----- Dataset records

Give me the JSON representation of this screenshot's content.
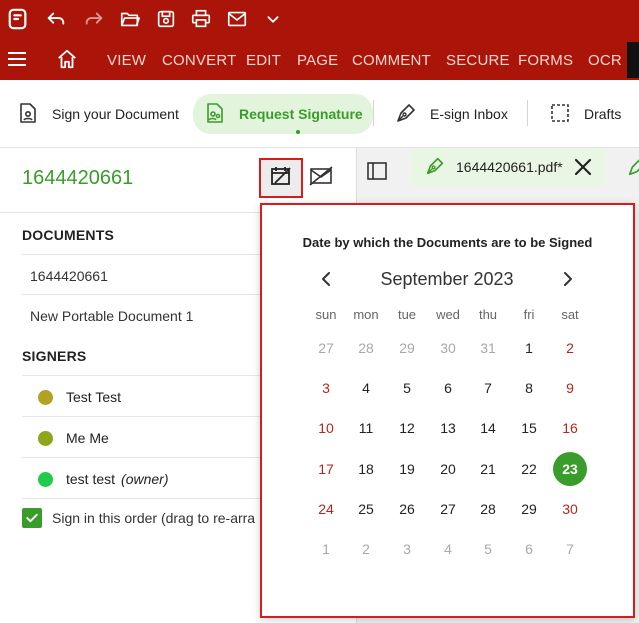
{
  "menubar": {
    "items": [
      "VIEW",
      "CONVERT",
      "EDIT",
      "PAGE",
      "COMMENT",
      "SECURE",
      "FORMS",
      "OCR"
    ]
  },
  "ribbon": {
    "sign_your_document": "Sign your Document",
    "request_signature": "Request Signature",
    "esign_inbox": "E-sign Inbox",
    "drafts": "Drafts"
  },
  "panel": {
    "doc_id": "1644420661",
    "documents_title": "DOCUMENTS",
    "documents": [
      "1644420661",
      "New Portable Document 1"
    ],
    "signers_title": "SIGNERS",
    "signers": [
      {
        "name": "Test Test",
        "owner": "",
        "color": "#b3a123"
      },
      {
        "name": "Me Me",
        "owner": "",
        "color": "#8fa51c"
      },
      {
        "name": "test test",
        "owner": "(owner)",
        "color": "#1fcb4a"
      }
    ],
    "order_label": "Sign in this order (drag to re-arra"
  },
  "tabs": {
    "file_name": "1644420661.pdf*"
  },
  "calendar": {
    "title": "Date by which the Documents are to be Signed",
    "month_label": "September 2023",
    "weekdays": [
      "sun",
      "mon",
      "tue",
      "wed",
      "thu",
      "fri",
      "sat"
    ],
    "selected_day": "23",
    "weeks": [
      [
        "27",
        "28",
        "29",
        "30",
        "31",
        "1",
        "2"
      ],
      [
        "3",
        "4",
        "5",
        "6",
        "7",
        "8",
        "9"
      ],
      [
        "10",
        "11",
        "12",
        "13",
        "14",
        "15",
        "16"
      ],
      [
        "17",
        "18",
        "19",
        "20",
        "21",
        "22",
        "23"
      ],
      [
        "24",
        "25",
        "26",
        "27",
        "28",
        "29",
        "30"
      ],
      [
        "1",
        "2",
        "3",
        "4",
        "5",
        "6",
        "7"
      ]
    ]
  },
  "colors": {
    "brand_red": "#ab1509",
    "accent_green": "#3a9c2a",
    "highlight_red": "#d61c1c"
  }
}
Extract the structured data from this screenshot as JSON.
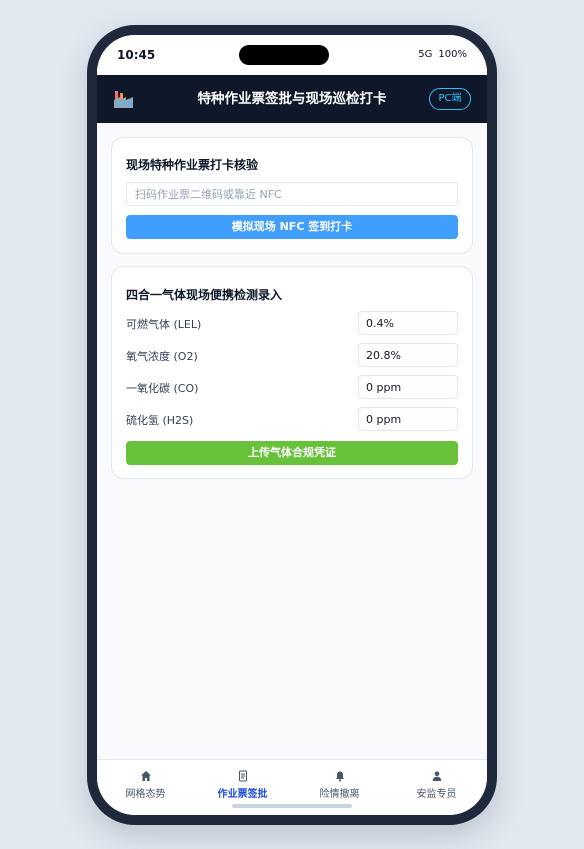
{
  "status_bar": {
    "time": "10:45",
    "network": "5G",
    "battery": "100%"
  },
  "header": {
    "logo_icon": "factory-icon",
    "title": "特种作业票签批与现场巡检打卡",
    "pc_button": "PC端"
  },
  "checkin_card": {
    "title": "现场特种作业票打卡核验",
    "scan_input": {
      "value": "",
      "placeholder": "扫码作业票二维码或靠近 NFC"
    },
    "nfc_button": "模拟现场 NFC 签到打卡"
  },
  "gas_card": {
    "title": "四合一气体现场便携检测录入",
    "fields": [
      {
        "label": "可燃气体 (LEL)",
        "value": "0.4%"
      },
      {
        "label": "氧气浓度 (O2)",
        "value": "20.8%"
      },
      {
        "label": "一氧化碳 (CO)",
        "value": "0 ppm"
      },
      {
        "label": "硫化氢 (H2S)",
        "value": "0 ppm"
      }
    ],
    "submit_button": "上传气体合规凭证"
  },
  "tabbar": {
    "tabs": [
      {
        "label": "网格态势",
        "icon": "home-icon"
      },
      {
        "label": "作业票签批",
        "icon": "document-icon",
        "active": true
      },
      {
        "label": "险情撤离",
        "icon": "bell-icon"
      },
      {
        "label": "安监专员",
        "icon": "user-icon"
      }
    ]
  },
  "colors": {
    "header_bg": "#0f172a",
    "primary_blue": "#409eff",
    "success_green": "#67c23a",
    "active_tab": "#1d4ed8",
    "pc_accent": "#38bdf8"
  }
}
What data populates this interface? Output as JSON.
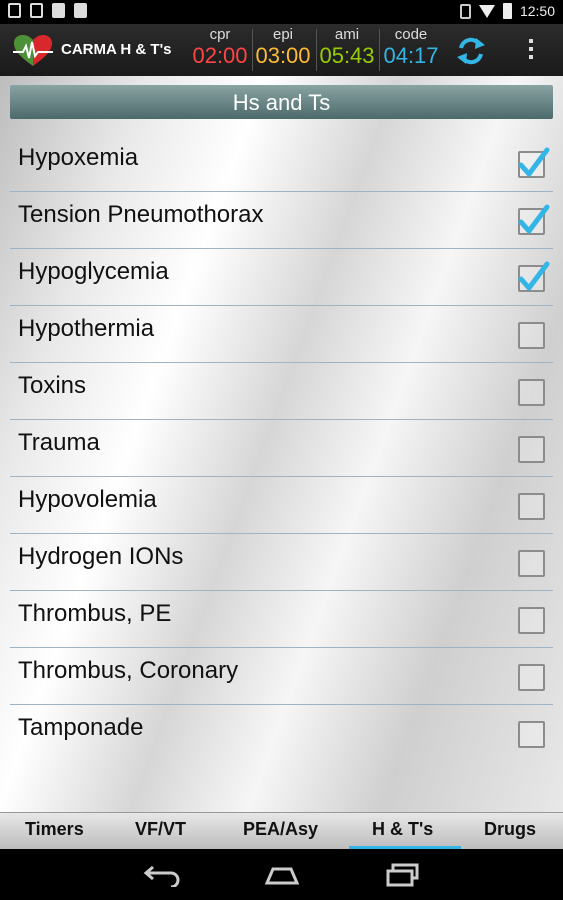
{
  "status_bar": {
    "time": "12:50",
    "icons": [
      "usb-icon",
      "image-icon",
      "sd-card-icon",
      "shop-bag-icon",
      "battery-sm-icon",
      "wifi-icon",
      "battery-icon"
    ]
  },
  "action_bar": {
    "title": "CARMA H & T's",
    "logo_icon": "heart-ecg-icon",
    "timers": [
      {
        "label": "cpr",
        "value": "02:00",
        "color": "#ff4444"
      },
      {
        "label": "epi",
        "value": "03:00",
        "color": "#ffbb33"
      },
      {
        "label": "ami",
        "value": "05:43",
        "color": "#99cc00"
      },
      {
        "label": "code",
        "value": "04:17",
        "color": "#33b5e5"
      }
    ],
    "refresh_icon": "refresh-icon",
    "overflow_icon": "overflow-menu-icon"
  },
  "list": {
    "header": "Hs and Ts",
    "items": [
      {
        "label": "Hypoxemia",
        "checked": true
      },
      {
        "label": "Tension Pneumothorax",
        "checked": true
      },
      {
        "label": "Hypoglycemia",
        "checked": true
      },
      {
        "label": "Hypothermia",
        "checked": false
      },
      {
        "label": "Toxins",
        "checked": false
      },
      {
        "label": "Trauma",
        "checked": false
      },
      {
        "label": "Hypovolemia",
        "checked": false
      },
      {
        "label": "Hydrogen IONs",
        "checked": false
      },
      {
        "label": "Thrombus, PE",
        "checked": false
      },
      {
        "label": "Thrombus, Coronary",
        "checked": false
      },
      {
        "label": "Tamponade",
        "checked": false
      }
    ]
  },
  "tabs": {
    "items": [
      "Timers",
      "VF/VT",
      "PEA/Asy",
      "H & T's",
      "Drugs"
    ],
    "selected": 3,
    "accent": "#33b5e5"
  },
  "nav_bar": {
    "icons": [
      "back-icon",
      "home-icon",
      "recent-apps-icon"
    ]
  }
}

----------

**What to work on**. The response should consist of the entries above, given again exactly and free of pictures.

**Solution for this exercise**.
Give me the JSON representation of this screenshot's content.
{
  "menubar": {
    "items": [
      "VIEW",
      "CONVERT",
      "EDIT",
      "PAGE",
      "COMMENT",
      "SECURE",
      "FORMS",
      "OCR"
    ]
  },
  "ribbon": {
    "sign_your_document": "Sign your Document",
    "request_signature": "Request Signature",
    "esign_inbox": "E-sign Inbox",
    "drafts": "Drafts"
  },
  "panel": {
    "doc_id": "1644420661",
    "documents_title": "DOCUMENTS",
    "documents": [
      "1644420661",
      "New Portable Document 1"
    ],
    "signers_title": "SIGNERS",
    "signers": [
      {
        "name": "Test Test",
        "owner": "",
        "color": "#b3a123"
      },
      {
        "name": "Me Me",
        "owner": "",
        "color": "#8fa51c"
      },
      {
        "name": "test test",
        "owner": "(owner)",
        "color": "#1fcb4a"
      }
    ],
    "order_label": "Sign in this order (drag to re-arra"
  },
  "tabs": {
    "file_name": "1644420661.pdf*"
  },
  "calendar": {
    "title": "Date by which the Documents are to be Signed",
    "month_label": "September 2023",
    "weekdays": [
      "sun",
      "mon",
      "tue",
      "wed",
      "thu",
      "fri",
      "sat"
    ],
    "selected_day": "23",
    "weeks": [
      [
        "27",
        "28",
        "29",
        "30",
        "31",
        "1",
        "2"
      ],
      [
        "3",
        "4",
        "5",
        "6",
        "7",
        "8",
        "9"
      ],
      [
        "10",
        "11",
        "12",
        "13",
        "14",
        "15",
        "16"
      ],
      [
        "17",
        "18",
        "19",
        "20",
        "21",
        "22",
        "23"
      ],
      [
        "24",
        "25",
        "26",
        "27",
        "28",
        "29",
        "30"
      ],
      [
        "1",
        "2",
        "3",
        "4",
        "5",
        "6",
        "7"
      ]
    ]
  },
  "colors": {
    "brand_red": "#ab1509",
    "accent_green": "#3a9c2a",
    "highlight_red": "#d61c1c"
  }
}
Extract the structured data from this screenshot as JSON.
{
  "status_bar": {
    "time": "10:45",
    "network": "5G",
    "battery": "100%"
  },
  "header": {
    "logo_icon": "factory-icon",
    "title": "特种作业票签批与现场巡检打卡",
    "pc_button": "PC端"
  },
  "checkin_card": {
    "title": "现场特种作业票打卡核验",
    "scan_input": {
      "value": "",
      "placeholder": "扫码作业票二维码或靠近 NFC"
    },
    "nfc_button": "模拟现场 NFC 签到打卡"
  },
  "gas_card": {
    "title": "四合一气体现场便携检测录入",
    "fields": [
      {
        "label": "可燃气体 (LEL)",
        "value": "0.4%"
      },
      {
        "label": "氧气浓度 (O2)",
        "value": "20.8%"
      },
      {
        "label": "一氧化碳 (CO)",
        "value": "0 ppm"
      },
      {
        "label": "硫化氢 (H2S)",
        "value": "0 ppm"
      }
    ],
    "submit_button": "上传气体合规凭证"
  },
  "tabbar": {
    "tabs": [
      {
        "label": "网格态势",
        "icon": "home-icon"
      },
      {
        "label": "作业票签批",
        "icon": "document-icon",
        "active": true
      },
      {
        "label": "险情撤离",
        "icon": "bell-icon"
      },
      {
        "label": "安监专员",
        "icon": "user-icon"
      }
    ]
  },
  "colors": {
    "header_bg": "#0f172a",
    "primary_blue": "#409eff",
    "success_green": "#67c23a",
    "active_tab": "#1d4ed8",
    "pc_accent": "#38bdf8"
  }
}
What data populates this interface? Output as JSON.
{
  "status_bar": {
    "time": "12:50",
    "icons": [
      "usb-icon",
      "image-icon",
      "sd-card-icon",
      "shop-bag-icon",
      "battery-sm-icon",
      "wifi-icon",
      "battery-icon"
    ]
  },
  "action_bar": {
    "title": "CARMA H & T's",
    "logo_icon": "heart-ecg-icon",
    "timers": [
      {
        "label": "cpr",
        "value": "02:00",
        "color": "#ff4444"
      },
      {
        "label": "epi",
        "value": "03:00",
        "color": "#ffbb33"
      },
      {
        "label": "ami",
        "value": "05:43",
        "color": "#99cc00"
      },
      {
        "label": "code",
        "value": "04:17",
        "color": "#33b5e5"
      }
    ],
    "refresh_icon": "refresh-icon",
    "overflow_icon": "overflow-menu-icon"
  },
  "list": {
    "header": "Hs and Ts",
    "items": [
      {
        "label": "Hypoxemia",
        "checked": true
      },
      {
        "label": "Tension Pneumothorax",
        "checked": true
      },
      {
        "label": "Hypoglycemia",
        "checked": true
      },
      {
        "label": "Hypothermia",
        "checked": false
      },
      {
        "label": "Toxins",
        "checked": false
      },
      {
        "label": "Trauma",
        "checked": false
      },
      {
        "label": "Hypovolemia",
        "checked": false
      },
      {
        "label": "Hydrogen IONs",
        "checked": false
      },
      {
        "label": "Thrombus, PE",
        "checked": false
      },
      {
        "label": "Thrombus, Coronary",
        "checked": false
      },
      {
        "label": "Tamponade",
        "checked": false
      }
    ]
  },
  "tabs": {
    "items": [
      "Timers",
      "VF/VT",
      "PEA/Asy",
      "H & T's",
      "Drugs"
    ],
    "selected": 3,
    "accent": "#33b5e5"
  },
  "nav_bar": {
    "icons": [
      "back-icon",
      "home-icon",
      "recent-apps-icon"
    ]
  }
}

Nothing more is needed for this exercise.